**RECORDS FOR PROCESSING:**
---

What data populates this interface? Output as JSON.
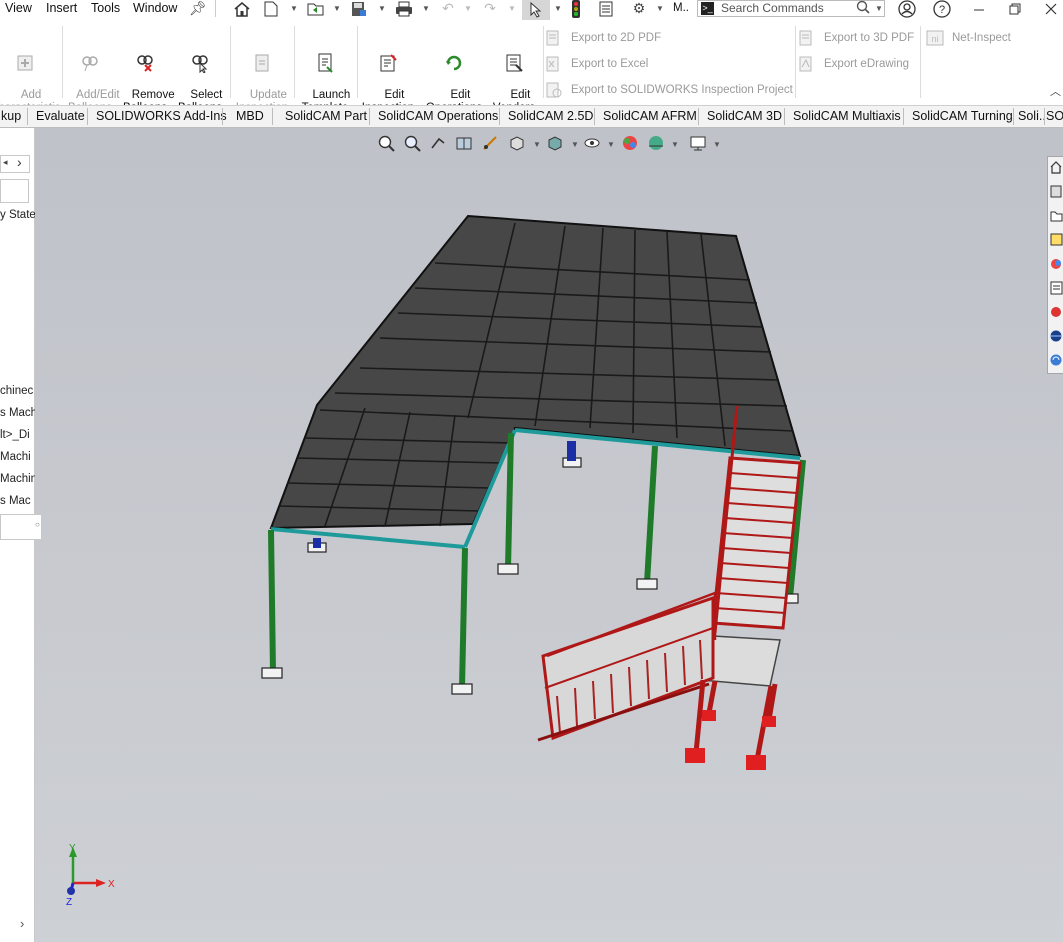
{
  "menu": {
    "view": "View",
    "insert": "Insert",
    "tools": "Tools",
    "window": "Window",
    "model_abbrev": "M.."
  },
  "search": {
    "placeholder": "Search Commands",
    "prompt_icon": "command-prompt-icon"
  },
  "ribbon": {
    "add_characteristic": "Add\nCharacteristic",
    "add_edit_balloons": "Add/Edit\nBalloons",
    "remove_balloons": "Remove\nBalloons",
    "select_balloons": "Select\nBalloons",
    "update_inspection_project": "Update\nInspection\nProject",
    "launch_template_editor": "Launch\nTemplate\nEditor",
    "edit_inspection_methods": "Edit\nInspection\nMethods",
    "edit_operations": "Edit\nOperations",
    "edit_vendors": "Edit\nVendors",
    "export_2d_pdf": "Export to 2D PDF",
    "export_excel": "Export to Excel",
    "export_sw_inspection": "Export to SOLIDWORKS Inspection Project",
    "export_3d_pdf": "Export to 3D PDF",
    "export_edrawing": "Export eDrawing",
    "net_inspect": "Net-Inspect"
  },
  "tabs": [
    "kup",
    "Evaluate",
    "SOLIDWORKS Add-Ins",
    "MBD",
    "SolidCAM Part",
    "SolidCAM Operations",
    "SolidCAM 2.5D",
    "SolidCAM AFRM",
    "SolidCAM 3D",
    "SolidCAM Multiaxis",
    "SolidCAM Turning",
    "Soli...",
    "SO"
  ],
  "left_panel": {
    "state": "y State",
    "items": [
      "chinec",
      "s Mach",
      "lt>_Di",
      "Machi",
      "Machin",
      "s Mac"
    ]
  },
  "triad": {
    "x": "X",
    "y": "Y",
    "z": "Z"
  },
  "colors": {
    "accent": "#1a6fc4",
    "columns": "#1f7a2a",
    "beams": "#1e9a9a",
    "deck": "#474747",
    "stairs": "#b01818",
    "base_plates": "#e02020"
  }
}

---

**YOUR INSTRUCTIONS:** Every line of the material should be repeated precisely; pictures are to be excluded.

**REPLY:**
What data populates this interface? Output as JSON.
{
  "menu": {
    "view": "View",
    "insert": "Insert",
    "tools": "Tools",
    "window": "Window",
    "model_abbrev": "M.."
  },
  "search": {
    "placeholder": "Search Commands",
    "prompt_icon": "command-prompt-icon"
  },
  "ribbon": {
    "add_characteristic": "Add\nCharacteristic",
    "add_edit_balloons": "Add/Edit\nBalloons",
    "remove_balloons": "Remove\nBalloons",
    "select_balloons": "Select\nBalloons",
    "update_inspection_project": "Update\nInspection\nProject",
    "launch_template_editor": "Launch\nTemplate\nEditor",
    "edit_inspection_methods": "Edit\nInspection\nMethods",
    "edit_operations": "Edit\nOperations",
    "edit_vendors": "Edit\nVendors",
    "export_2d_pdf": "Export to 2D PDF",
    "export_excel": "Export to Excel",
    "export_sw_inspection": "Export to SOLIDWORKS Inspection Project",
    "export_3d_pdf": "Export to 3D PDF",
    "export_edrawing": "Export eDrawing",
    "net_inspect": "Net-Inspect"
  },
  "tabs": [
    "kup",
    "Evaluate",
    "SOLIDWORKS Add-Ins",
    "MBD",
    "SolidCAM Part",
    "SolidCAM Operations",
    "SolidCAM 2.5D",
    "SolidCAM AFRM",
    "SolidCAM 3D",
    "SolidCAM Multiaxis",
    "SolidCAM Turning",
    "Soli...",
    "SO"
  ],
  "left_panel": {
    "state": "y State",
    "items": [
      "chinec",
      "s Mach",
      "lt>_Di",
      "Machi",
      "Machin",
      "s Mac"
    ]
  },
  "triad": {
    "x": "X",
    "y": "Y",
    "z": "Z"
  },
  "colors": {
    "accent": "#1a6fc4",
    "columns": "#1f7a2a",
    "beams": "#1e9a9a",
    "deck": "#474747",
    "stairs": "#b01818",
    "base_plates": "#e02020"
  }
}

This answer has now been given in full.